Her autobiography begins innocently enough, with Jones born in Charleroi, Pa., and moving as a toddler to Smithton, Pa., where her father helped run the family-owned brewery, the Jones Brewing Co.
She describes herself as a rebellious tomboy, "wild, willful and independent," who became obsessed with movies and their stars but intended to turn her love of animals into a career as a veterinarian. Talent intervened.
In 1953, on a post-high school graduation trip to New York with her parents, a friend introduced her to an agent who, immediately impressed, told her to attend an open audition with John Fearnley, the casting director for the songwriting team of Rodgers and Hammerstein.
After "going for broke" and singing "The Best Things in Life Are Free," a voice from the theater called out to Jones on stage, "Where are you from? And what have you done before?"
"Smithton, and nothing," Jones recalls as her flustered reply.
She received a part in the chorus for Rodgers and Hammerstein's "South Pacific" and then, a year later, the starring role in the duo's "Oklahoma!" — as well as the title of "Hollywood's new Cinderella," as Jones recounts in her book.
With the end of the big-screen musical era, Jones fought for recognition as a serious actress to win the role in "Elmer Gantry" and other dramatic fare. "The Partridge Family," about a widow and her musical family and co-starring David Cassidy, allowed her to work in Los Angeles and be home at night with her young children.
She didn't see Hollywood as exciting, Jones insisted.
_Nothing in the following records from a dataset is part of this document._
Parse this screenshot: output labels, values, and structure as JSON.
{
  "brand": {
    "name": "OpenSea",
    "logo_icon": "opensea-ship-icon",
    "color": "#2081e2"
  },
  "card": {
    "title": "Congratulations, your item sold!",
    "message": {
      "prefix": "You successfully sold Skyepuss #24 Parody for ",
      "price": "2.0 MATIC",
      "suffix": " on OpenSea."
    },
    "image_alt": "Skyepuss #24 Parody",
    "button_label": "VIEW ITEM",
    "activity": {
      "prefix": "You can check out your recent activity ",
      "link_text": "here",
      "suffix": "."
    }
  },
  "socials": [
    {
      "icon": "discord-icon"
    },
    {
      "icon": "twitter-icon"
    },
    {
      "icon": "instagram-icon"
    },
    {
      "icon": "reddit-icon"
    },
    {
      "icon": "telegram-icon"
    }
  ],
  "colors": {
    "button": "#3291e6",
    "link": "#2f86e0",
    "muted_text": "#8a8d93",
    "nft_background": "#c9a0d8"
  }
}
It was work, which she left behind each day when she returned to her roles as wife and mother.
"I liked my job, but when I came home, I never thought of it," said Jones, who still takes on occasional theater, movie and TV roles.
Of the many photos scattered around her house, all but one — a group shot showing the triumphant Jones and Lancaster on Oscar night — are of children and grandchildren.
Jones had a chance to reflect on her life anew while recording the audio version of "Shirley Jones."
"What came to me is, 'I did this, and obviously I loved it when I was doing it," she said. "I had a great time. I have no regrets whatsoever."
Lynn Elber is a national television columnist for The Associated Press. She can be reached at firstname.lastname@example.org and on Twitter @lynnelber.
Copyright 2013 The Associated Press.